(Web page and app entries)
▽

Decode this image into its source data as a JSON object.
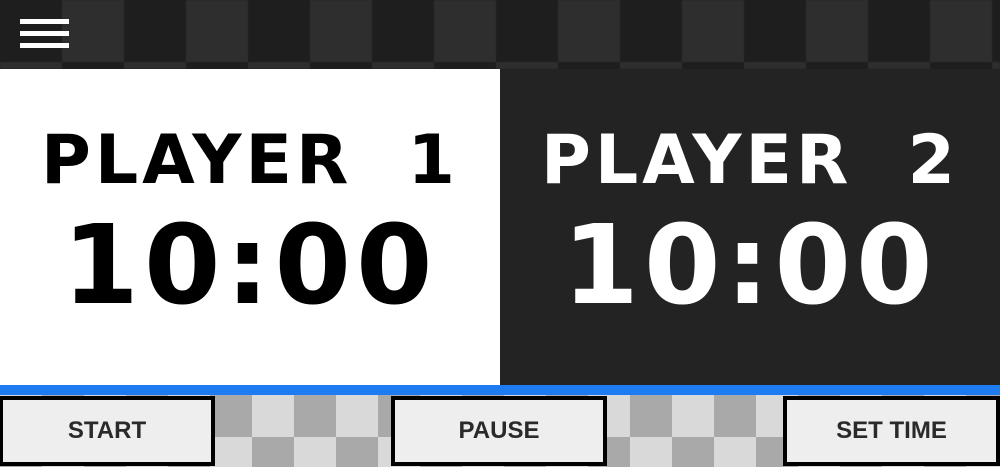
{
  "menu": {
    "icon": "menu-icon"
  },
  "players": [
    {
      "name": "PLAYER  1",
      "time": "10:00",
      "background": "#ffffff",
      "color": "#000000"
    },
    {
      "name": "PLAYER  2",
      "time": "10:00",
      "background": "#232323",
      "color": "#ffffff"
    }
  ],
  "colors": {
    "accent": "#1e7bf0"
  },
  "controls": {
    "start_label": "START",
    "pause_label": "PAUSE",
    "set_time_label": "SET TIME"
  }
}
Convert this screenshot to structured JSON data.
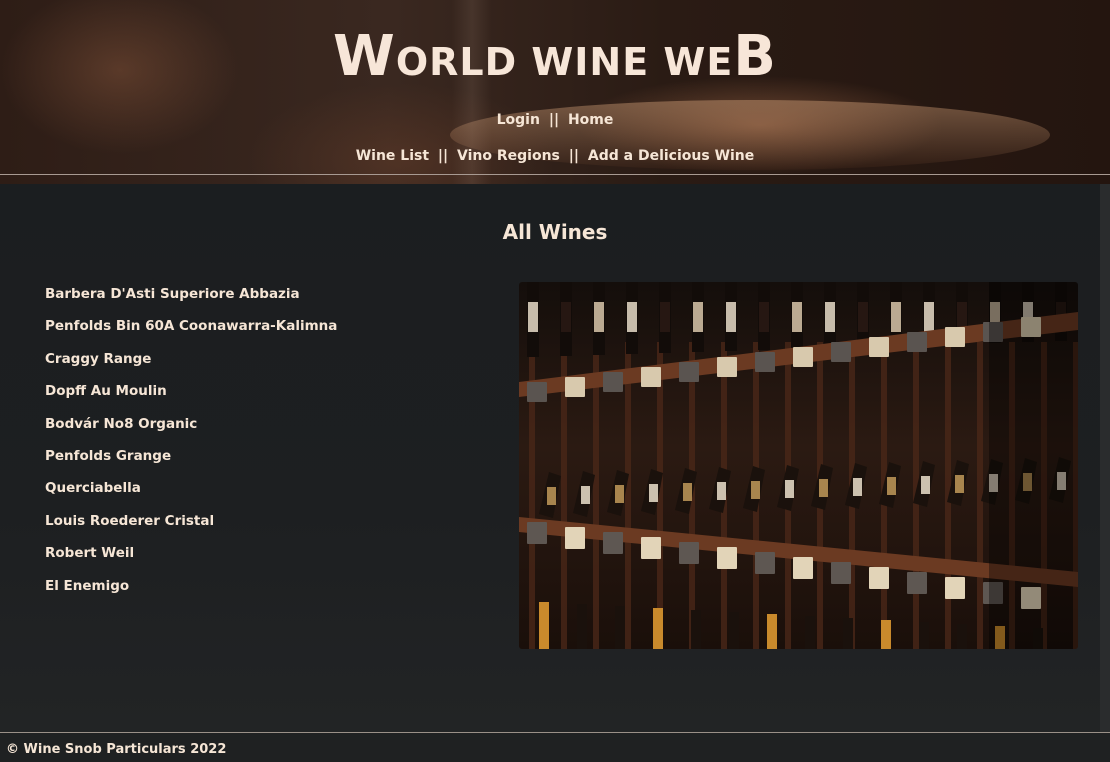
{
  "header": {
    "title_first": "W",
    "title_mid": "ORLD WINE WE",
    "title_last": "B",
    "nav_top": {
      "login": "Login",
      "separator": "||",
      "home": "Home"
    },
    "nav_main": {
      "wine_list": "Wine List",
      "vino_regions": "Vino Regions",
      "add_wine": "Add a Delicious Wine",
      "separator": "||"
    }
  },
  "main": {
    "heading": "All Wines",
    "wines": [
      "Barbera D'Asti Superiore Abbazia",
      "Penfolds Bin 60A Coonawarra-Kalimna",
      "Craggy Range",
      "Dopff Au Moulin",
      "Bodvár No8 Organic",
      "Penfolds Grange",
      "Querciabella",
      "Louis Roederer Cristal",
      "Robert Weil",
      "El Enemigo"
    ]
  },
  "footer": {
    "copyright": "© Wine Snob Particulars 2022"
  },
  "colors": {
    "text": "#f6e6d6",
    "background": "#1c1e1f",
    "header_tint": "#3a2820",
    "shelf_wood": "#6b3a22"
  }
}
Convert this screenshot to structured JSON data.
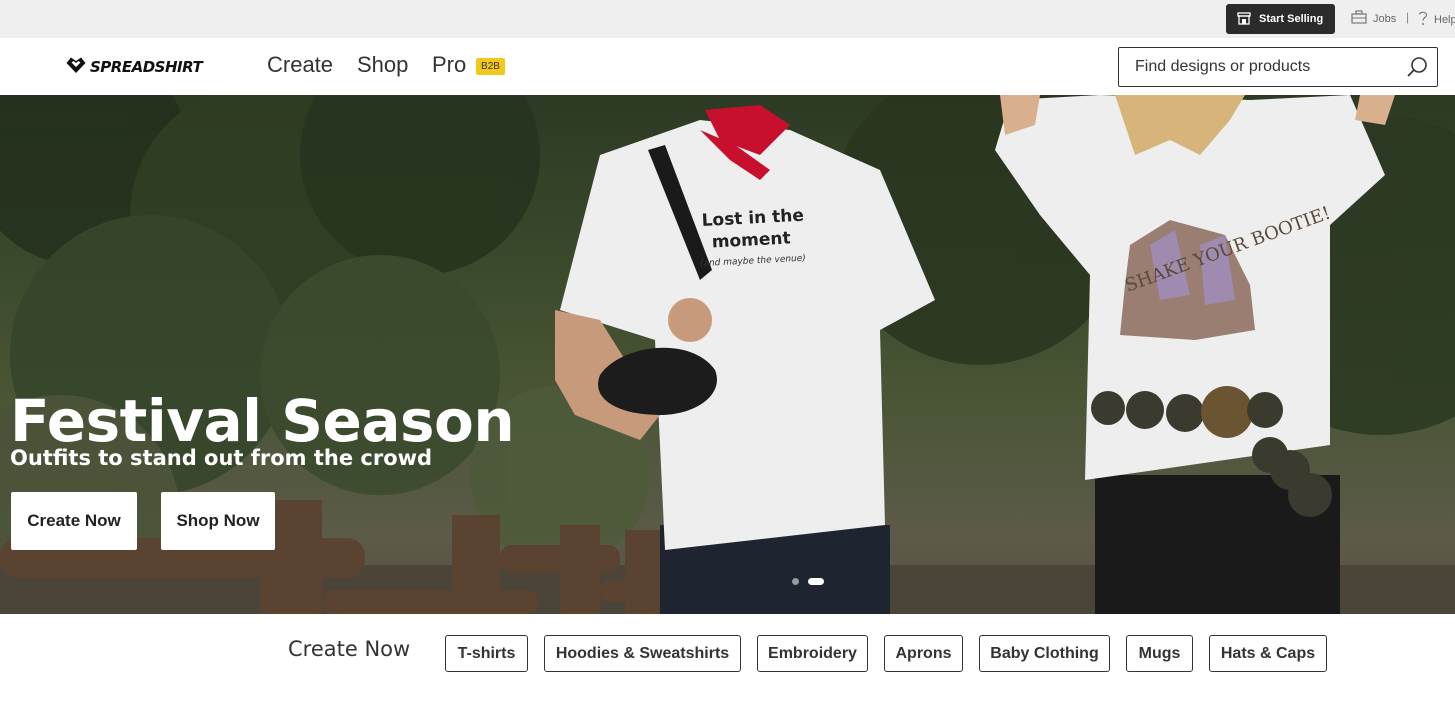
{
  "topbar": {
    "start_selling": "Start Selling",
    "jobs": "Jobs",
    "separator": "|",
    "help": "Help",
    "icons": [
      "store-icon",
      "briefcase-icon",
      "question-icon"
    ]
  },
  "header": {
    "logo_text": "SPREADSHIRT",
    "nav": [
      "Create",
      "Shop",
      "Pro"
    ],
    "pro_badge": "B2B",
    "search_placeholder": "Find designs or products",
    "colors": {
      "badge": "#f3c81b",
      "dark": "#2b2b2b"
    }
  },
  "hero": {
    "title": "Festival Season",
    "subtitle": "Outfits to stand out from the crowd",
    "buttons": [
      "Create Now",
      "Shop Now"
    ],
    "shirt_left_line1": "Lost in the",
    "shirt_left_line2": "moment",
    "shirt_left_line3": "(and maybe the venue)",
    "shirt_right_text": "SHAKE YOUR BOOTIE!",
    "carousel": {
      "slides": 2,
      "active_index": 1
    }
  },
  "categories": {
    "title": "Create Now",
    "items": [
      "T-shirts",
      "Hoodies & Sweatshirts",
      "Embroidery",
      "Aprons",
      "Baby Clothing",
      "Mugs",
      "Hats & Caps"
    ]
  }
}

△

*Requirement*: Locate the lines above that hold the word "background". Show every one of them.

*Task result*:
      "background": "#ffffff",
      "background": "#232323",
    "background": "#1c1e1f",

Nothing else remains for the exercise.